Paul writes:  “Do everything without complaining or arguing, so that you may become blameless and pure, children of God without fault in a crooked and depraved generation, in which you shine like stars in the universe as you hold out the word of life.” Phil. 2:14-16

 “You yourselves are our letter, written on our hearts, known and read by everybody. You show that you are a letter from Christ, the result of our ministry, written not with ink but with the Spirit of the living God, not on tablets of stone but on tablets of human hearts.” 2 Cor. 3:2-3

In 1 Thess. 4:11-12 Paul tells Christians to live their life in such a way “…that your daily life may win the respect of outsiders.”

You may remember the OT story of Esther, the young Jewish woman who became a queen to the Persian king Xerxes. One of Xerxes high officials had plotted to exterminate the Jewish people and only Esther was in a position to save them.
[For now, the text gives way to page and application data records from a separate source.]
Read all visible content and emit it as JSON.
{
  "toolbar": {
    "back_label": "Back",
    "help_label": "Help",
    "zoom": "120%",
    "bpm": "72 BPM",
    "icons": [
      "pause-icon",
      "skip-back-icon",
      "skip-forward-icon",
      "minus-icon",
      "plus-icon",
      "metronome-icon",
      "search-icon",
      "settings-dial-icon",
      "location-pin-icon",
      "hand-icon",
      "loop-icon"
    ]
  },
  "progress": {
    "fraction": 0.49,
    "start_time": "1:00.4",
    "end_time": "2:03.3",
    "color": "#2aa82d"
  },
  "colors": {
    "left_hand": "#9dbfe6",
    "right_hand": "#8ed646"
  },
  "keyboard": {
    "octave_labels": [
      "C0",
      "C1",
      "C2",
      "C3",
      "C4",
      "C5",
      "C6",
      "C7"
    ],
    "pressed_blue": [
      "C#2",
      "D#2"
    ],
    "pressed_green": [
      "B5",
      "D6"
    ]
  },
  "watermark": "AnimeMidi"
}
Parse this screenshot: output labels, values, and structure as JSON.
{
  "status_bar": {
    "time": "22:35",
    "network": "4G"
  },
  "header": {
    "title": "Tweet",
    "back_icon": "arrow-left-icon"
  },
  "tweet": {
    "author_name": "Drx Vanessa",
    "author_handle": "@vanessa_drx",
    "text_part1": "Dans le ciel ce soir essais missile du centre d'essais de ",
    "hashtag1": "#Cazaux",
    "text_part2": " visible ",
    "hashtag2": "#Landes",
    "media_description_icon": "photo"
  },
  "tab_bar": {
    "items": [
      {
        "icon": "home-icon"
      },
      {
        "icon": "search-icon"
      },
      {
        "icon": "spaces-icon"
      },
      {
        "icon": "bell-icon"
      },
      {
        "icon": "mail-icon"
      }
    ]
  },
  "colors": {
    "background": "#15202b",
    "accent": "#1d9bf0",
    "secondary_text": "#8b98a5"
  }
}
But she faced a momentous decision that could save her people or cost her her life.  Her uncle Mordecai had these powerful words for her: “And who knows whether you have not come to the kingdom for such a time as this?”

Ministry begins with the realization that our lives belong to God to use to accomplish his purposes in the world around us.  He puts us within a circle of people – a group unique to us – only we can impact.

These people are your ministry – your family, your friends, your co-workers, your casual acquaintances.  How is your life touching their lives?  How is your faith impacting their eternity?

If God were to give you a specific assignment:  “John, you have five years to make a significant – an eternal difference in the lives of these ten people” – how would you go about it?  Where would you start?  That folks, is the essence of ministry.  That is exactly what God is calling you to do.  God takes you where you are, who you are, with what you have and calls you to ministry.

We must view differently our place and our purpose in this world.  We are not here for personal satisfaction and self-gratification.  We are called to be ministers to others – to be invested in the priorities which Jesus counted most important.

Do you believe that your life has real power and purpose?  If everything else were stripped away except your life, what would your Christianity look like?  Are you an open letter, known and read by all men?  And what is the message they are reading?

Jesus spoke 13 parables of judgment – interestingly, he never condemned people for sins like adultery or stealing or murder.  He didn’t condone those sins – but the ones he condemned were those who did absolutely nothing – he condemned the sin of uselessness.

God doesn’t need more church members – marking time, warming pews – he needs ministers – he needs men and women who have committed themselves to being available servants of God. 

If you’re guilty of being lukewarm and indifferent – felt satisfied because you never do anything bad – but when you’re honest with yourself – you really never do anything for God.

You’re like a bucket of gasoline – you have the potential for a spectacular explosion, but you’ve never been on fire so instead of doing anything risky, you’re just slowly evaporating away.

There is an incredible story in Exodus 3.  You remember the story of Moses – a Hebrew baby, raised by royalty, son to Pharaoh – and then things go bad and he flees into the wilderness, a fugitive from justice.  And he takes up the life of a shepherd – he resigns himself to finishing his life in anonymity.  40 years pass.  And then we find him on one of those dull, ordinary days in a life filled with routine – and suddenly, Moses’ life is turned upside down by a burning bush and the voice of God.  Moses tries to wiggle out of it with excuses and refusals – but then God speaks: “I have seen my people’s misery… I have heard their cry… I am concerned with their suffering… I have come down to rescue them… I have seen the Egyptians oppressing them… So now go, I am sending YOU to bring my people out of Egypt… but I will be with you, I will tell you what to say, I will empower you. 

Most of us look at this as an inspiring story, one to tell our children in Bible class or before bedtime, but not one we could imagine would have anything to do with us.  But let me tell you that God has a bush lit and a job for you to do – and his promise is the same -- I will be with you, I will tell you what to say, I will empower you.